Just today, Newark Public Schools came out to say that their water supply contained an elevated amount of lead in it, and that the school will be operating under a different water source for the time being. With so many water crises going on in the country right now, from Flint to Newark, many people are raising the question: How does lead get into water?
Lead is a material that is not naturally found in water–it corrodes into the supply over time. Lead pipes, fixtures, and solder points are all prime candidates for corrosion. However, brass pipes and brass-plated fixtures can also cause lead to contaminate drinking water, which is the most common culprit of lead contamination. In water that has lead, entire new pipes and fixtures must be replaced in order to ensure lead-free drinking water.
In spite of this, the Environmental Protection Agency has set up several guidelines to prevent the contamination of drinking water, such as mandating certain pipes to be used when constructing a new building, or planning emergency health responses for when an outbreak does occur.

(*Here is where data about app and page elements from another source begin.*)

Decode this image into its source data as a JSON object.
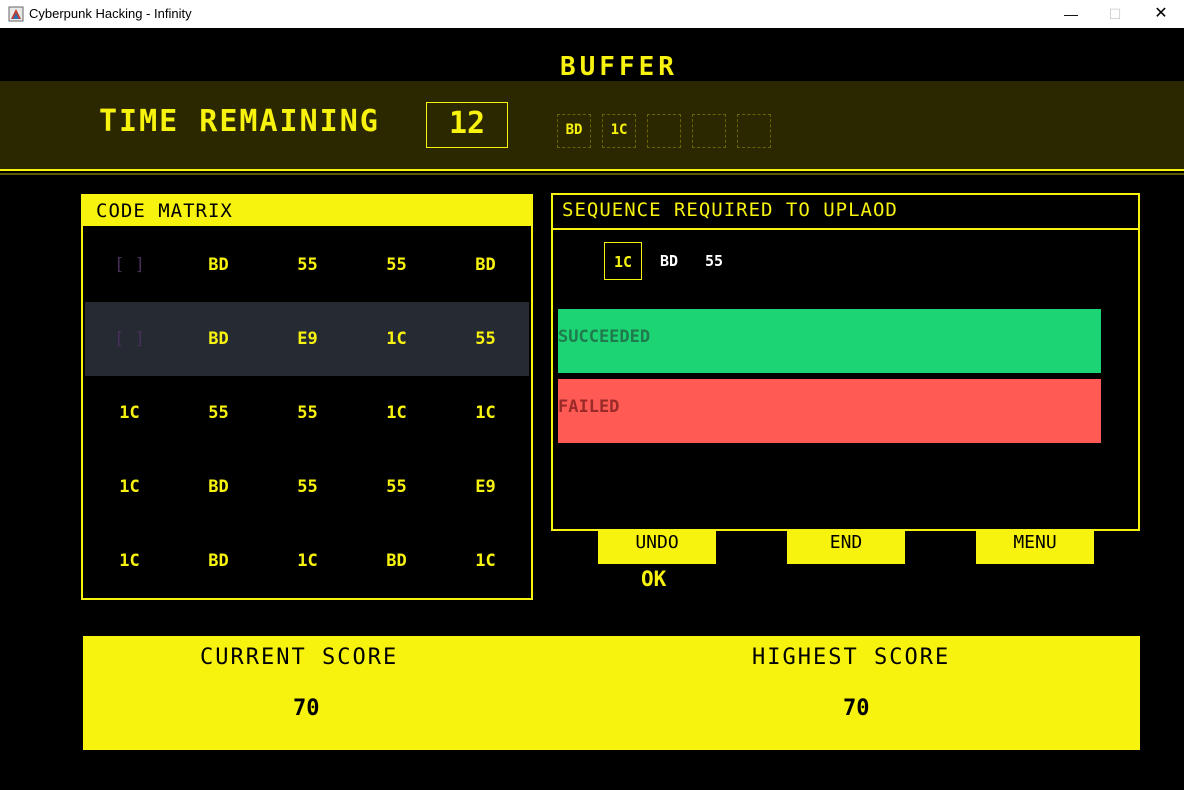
{
  "window": {
    "title": "Cyberpunk Hacking - Infinity",
    "minimize": "—",
    "maximize": "☐",
    "close": "✕"
  },
  "buffer": {
    "title": "BUFFER",
    "slots": [
      "BD",
      "1C",
      "",
      "",
      ""
    ]
  },
  "timer": {
    "label": "TIME REMAINING",
    "value": "12"
  },
  "matrix": {
    "title": "CODE MATRIX",
    "rows": [
      [
        "[ ]",
        "BD",
        "55",
        "55",
        "BD"
      ],
      [
        "[ ]",
        "BD",
        "E9",
        "1C",
        "55"
      ],
      [
        "1C",
        "55",
        "55",
        "1C",
        "1C"
      ],
      [
        "1C",
        "BD",
        "55",
        "55",
        "E9"
      ],
      [
        "1C",
        "BD",
        "1C",
        "BD",
        "1C"
      ]
    ]
  },
  "sequence": {
    "title": "SEQUENCE REQUIRED TO UPLAOD",
    "codes": [
      "1C",
      "BD",
      "55"
    ],
    "succeeded_label": "SUCCEEDED",
    "failed_label": "FAILED"
  },
  "actions": {
    "undo": "UNDO",
    "end": "END",
    "menu": "MENU",
    "status": "OK"
  },
  "scores": {
    "current_label": "CURRENT SCORE",
    "current_value": "70",
    "highest_label": "HIGHEST SCORE",
    "highest_value": "70"
  },
  "colors": {
    "accent": "#f8f20f",
    "succeeded": "#1dd474",
    "failed": "#ff5a54",
    "background": "#000000"
  }
}
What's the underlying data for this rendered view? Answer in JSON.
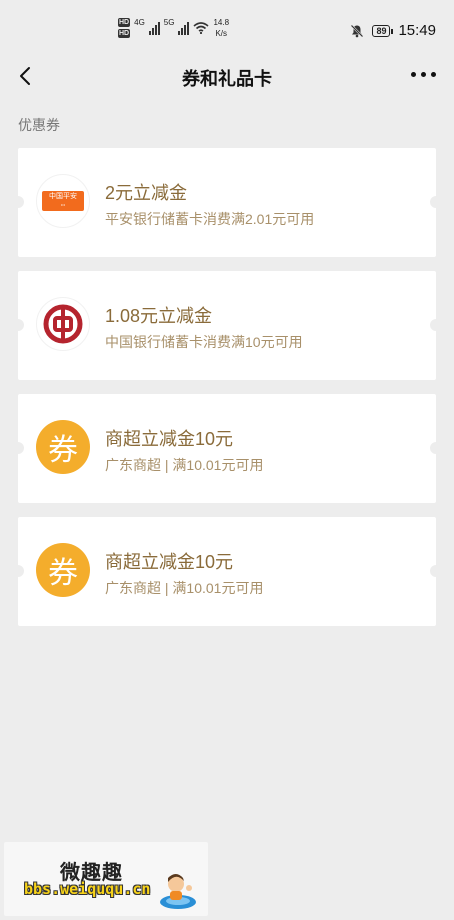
{
  "status": {
    "hd1": "HD",
    "hd2": "HD",
    "net1": "4G",
    "net2": "5G",
    "speed_value": "14.8",
    "speed_unit": "K/s",
    "battery": "89",
    "time": "15:49"
  },
  "nav": {
    "title": "券和礼品卡",
    "back_icon": "chevron-left-icon",
    "more_icon": "more-dots-icon"
  },
  "section": {
    "label": "优惠券"
  },
  "coupons": [
    {
      "title": "2元立减金",
      "subtitle": "平安银行储蓄卡消费满2.01元可用",
      "logo": "pingan-bank-logo",
      "logo_text": "中国平安"
    },
    {
      "title": "1.08元立减金",
      "subtitle": "中国银行储蓄卡消费满10元可用",
      "logo": "bank-of-china-logo"
    },
    {
      "title": "商超立减金10元",
      "subtitle": "广东商超 | 满10.01元可用",
      "logo": "coupon-icon",
      "logo_text": "券"
    },
    {
      "title": "商超立减金10元",
      "subtitle": "广东商超 | 满10.01元可用",
      "logo": "coupon-icon",
      "logo_text": "券"
    }
  ],
  "watermark": {
    "title": "微趣趣",
    "url": "bbs.weiququ.cn"
  },
  "colors": {
    "background": "#ededed",
    "card": "#ffffff",
    "coupon_title": "#8a6b3a",
    "coupon_sub": "#a8906a",
    "quan_badge": "#f4ad2c",
    "pingan_orange": "#f26b1d",
    "boc_red": "#b5242e"
  }
}
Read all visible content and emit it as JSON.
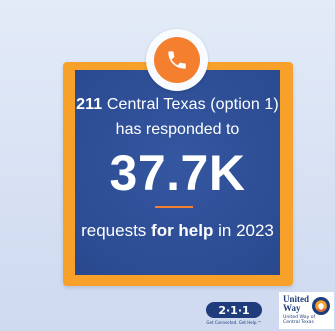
{
  "card": {
    "line1_bold": "211",
    "line1_rest": "Central Texas (option 1)",
    "line2": "has responded to",
    "stat": "37.7K",
    "line3_prefix": "requests",
    "line3_strong": "for help",
    "line3_suffix": "in 2023"
  },
  "logos": {
    "211": {
      "mark": "2·1·1",
      "tagline": "Get Connected. Get Help.™"
    },
    "united_way": {
      "line1": "United",
      "line2": "Way",
      "org1": "United Way of",
      "org2": "Central Texas"
    }
  },
  "colors": {
    "background": "#dbe4f5",
    "frame": "#f7a12a",
    "panel": "#2b4b92",
    "accent": "#f37f2f",
    "text": "#ffffff",
    "navy": "#1f3d7a"
  },
  "icons": {
    "phone": "phone-icon",
    "emblem": "united-way-emblem-icon"
  }
}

While the tap water may have traces of lead in it, natural spring water does not, as there is no metal for our water to corrode. Our water is bottled at the source, so you know that it is nature’s finest; only what nature intended to be in the water, will be in our water.